Either party may appeal the judge’s decision. However, bear in mind that it is very difficult to win an appeal in a divorce case. This is because each judge has great leeway and discretion in deciding what a fair and reasonable result would be. Each judge is different, just as the facts of each case are different. For this reason, it is impossible for us to predict the exact result you will obtain. We may, however, try to “guesstimate” the possible outcomes in order to help you decide whether it would be better for you to settle the case or go to trial.
6. ATTORNEY FEES:
At the beginning of the case, you will receive a written document (retainer agreement) that will set forth in detail our hourly rates and other information regarding how you will be billed. You will be requested to give us a retainer, which is a sum of money paid at the beginning of the case, against which hourly charges will be applied. If you have any questions about how you will be billed or how much you can expect to pay in attorney fees and costs, you should discuss them with us at the beginning of the case, before signing the agreement.

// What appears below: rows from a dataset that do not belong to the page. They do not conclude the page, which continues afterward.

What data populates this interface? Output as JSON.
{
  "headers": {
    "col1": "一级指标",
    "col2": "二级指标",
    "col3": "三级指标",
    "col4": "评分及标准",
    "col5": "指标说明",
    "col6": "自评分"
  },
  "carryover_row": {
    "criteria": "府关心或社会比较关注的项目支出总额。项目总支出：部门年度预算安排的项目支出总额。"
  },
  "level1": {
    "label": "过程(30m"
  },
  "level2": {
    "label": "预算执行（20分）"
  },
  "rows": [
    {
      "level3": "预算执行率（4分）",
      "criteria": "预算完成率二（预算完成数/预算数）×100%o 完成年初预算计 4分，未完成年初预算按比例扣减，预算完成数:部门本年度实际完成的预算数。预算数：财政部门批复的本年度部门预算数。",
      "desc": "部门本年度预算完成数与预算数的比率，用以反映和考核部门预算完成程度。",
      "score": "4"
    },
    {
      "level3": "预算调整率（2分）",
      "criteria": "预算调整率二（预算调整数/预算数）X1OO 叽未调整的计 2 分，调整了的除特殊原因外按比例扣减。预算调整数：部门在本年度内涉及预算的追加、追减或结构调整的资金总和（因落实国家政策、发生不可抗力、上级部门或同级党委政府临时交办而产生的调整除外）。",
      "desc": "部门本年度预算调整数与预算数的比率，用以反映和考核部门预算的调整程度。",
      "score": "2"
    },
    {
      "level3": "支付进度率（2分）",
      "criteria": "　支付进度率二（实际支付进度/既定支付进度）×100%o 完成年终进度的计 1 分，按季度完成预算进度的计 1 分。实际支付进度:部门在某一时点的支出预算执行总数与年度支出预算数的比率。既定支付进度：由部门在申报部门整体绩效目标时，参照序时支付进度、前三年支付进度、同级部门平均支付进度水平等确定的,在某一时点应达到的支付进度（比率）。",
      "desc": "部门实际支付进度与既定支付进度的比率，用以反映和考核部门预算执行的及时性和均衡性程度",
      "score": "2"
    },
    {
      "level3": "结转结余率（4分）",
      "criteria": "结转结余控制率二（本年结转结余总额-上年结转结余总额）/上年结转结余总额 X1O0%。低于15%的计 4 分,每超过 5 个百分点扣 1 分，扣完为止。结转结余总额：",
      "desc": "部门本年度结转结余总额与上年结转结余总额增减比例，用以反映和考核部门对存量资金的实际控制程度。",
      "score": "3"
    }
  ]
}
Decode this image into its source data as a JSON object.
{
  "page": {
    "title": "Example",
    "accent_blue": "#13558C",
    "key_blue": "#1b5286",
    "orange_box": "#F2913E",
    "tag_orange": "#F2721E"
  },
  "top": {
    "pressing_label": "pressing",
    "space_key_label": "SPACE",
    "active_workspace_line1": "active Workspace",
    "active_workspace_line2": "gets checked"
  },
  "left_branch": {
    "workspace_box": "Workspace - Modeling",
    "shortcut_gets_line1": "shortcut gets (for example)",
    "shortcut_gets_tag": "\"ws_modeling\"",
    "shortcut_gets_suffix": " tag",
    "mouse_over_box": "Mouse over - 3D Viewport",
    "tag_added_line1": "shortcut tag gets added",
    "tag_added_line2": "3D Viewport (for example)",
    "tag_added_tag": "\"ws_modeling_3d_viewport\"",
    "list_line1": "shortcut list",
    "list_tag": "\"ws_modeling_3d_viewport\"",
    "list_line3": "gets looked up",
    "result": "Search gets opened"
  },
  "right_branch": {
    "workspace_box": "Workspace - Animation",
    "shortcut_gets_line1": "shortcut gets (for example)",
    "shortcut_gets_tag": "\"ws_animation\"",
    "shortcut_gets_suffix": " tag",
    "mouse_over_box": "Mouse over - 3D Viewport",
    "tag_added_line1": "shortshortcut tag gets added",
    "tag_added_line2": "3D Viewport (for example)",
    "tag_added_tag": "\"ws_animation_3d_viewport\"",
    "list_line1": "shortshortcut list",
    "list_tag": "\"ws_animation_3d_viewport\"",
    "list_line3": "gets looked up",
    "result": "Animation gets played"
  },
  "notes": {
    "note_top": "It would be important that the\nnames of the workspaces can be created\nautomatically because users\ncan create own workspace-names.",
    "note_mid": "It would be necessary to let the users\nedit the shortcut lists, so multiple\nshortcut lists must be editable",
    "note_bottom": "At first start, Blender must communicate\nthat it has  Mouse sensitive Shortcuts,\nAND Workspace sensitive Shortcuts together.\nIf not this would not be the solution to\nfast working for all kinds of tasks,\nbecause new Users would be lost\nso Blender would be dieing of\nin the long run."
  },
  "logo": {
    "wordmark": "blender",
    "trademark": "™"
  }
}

Although we may request, where appropriate, that your spouse pay your legal fees either during or at the end of the case, you remain responsible for payment of the attorney fees. These fees are an important aspect of your case that you must take into account.
You should read over the retainer agreement carefully, since this document sets forth in detail the specifics of the understanding you have reached with us regarding legal fees and costs. This is a contract. If you have any questions about the retainer agreement, consult with an attorney prior to signing the agreement.
7. TELEPHONE CALLS:
Because the attorney handling your case may be in Court or otherwise occupied when you telephone, it will not always be possible for him or her to take your call at the moment you call. If your call relates to an emergency matter, be sure to let our office staff know. Otherwise, you can expect to hear from the responsible attorney as soon as he or she is available. Each attorney and secretary has voice mail in our telephone system, so messages of any length can be left either during or outside of office hours.
This information is intended only to be an introductory guideline, because each case is different, and presents different issues and problems. If you have further questions, be sure to discuss them with us. We have your best interests at heart and truly want to help you understand how your case will be handled.
This client information sheet was provided by Attorney Daniel Occena.